__DATASET CONTENT__:
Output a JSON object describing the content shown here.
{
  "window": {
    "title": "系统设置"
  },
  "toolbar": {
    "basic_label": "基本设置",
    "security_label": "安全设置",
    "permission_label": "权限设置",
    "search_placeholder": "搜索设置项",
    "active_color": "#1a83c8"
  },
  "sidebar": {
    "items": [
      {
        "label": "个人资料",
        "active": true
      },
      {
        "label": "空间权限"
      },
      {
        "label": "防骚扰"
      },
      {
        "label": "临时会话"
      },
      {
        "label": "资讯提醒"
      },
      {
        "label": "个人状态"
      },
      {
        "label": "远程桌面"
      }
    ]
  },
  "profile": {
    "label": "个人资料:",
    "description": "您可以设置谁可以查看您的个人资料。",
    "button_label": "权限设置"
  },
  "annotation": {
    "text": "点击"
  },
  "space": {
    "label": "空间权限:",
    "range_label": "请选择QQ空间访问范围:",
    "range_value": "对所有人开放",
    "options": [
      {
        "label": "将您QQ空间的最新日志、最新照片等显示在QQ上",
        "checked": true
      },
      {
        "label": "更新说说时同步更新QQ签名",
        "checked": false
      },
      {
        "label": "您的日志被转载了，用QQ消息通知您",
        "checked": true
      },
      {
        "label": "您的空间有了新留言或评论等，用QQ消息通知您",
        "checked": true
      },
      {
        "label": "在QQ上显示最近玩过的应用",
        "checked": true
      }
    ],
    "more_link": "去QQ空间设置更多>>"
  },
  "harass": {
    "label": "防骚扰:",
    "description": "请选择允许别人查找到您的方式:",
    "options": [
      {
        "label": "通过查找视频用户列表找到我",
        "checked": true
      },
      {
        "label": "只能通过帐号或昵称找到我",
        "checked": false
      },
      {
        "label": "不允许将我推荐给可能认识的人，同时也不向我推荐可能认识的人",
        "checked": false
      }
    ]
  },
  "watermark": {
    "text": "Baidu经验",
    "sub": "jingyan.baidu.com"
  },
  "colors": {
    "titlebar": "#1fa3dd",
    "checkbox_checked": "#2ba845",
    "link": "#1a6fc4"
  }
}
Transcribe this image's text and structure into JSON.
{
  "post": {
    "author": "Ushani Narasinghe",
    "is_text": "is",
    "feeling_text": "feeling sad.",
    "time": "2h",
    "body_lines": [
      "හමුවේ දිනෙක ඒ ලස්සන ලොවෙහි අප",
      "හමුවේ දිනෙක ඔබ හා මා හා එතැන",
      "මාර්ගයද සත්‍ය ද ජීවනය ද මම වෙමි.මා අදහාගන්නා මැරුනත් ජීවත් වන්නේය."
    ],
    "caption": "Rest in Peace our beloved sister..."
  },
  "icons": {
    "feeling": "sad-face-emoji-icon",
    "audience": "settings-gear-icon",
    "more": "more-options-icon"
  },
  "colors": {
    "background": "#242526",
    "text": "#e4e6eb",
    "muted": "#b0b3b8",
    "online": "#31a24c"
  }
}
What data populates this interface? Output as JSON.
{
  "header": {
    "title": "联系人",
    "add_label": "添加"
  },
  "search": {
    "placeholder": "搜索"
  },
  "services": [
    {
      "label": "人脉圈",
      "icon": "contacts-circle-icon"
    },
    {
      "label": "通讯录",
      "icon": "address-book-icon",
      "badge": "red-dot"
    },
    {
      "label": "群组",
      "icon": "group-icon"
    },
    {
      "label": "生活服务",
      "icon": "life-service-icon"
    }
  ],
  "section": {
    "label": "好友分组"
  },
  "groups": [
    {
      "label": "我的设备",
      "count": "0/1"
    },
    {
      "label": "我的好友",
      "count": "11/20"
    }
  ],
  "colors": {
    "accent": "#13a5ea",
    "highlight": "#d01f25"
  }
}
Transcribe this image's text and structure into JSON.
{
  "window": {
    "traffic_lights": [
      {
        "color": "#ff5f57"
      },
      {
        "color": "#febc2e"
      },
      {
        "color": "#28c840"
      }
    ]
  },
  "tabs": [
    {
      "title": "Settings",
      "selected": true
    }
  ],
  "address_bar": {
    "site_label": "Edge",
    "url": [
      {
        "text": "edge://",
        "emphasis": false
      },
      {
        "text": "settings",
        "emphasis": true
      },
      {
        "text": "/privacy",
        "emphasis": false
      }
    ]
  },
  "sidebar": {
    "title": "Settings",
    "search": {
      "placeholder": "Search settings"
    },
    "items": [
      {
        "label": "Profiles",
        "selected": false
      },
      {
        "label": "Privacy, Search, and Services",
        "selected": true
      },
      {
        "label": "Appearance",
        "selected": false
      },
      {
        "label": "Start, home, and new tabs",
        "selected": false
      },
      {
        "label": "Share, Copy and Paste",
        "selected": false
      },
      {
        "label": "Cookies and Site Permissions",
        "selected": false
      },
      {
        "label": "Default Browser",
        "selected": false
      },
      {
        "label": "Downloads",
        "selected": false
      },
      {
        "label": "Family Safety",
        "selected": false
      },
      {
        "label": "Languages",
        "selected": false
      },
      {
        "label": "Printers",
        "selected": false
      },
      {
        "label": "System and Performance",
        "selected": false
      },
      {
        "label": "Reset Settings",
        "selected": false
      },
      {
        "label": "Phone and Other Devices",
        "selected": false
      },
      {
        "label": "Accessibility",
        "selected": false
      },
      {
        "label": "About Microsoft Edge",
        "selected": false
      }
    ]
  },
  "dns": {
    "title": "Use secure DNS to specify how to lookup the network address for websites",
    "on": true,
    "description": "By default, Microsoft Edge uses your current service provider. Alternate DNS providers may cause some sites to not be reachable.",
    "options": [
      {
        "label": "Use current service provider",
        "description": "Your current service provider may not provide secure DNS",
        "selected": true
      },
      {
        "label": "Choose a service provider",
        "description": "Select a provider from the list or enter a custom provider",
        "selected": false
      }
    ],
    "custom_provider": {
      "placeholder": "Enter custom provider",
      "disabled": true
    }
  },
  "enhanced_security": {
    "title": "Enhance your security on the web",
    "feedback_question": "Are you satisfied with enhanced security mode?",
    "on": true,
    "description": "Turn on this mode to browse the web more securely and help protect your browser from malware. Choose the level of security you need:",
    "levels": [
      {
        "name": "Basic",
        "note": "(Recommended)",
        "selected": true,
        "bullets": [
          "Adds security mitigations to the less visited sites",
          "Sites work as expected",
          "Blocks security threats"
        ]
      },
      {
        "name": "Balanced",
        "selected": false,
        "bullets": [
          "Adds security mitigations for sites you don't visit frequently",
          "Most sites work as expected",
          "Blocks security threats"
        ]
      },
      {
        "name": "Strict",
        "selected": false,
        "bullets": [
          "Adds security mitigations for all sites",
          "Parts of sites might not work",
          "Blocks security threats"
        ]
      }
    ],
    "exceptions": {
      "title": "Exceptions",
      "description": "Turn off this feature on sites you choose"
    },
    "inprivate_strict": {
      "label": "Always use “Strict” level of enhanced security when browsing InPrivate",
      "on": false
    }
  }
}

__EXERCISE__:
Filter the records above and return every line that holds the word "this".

__ANSWER FOR THE TASK__:
Transcribe this image's text and structure into JSON.
What data populates this interface? Output as JSON.
Transcribe this image's text and structure into JSON.
    "description": "Turn on this mode to browse the web more securely and help protect your browser from malware. Choose the level of security you need:",
      "description": "Turn off this feature on sites you choose"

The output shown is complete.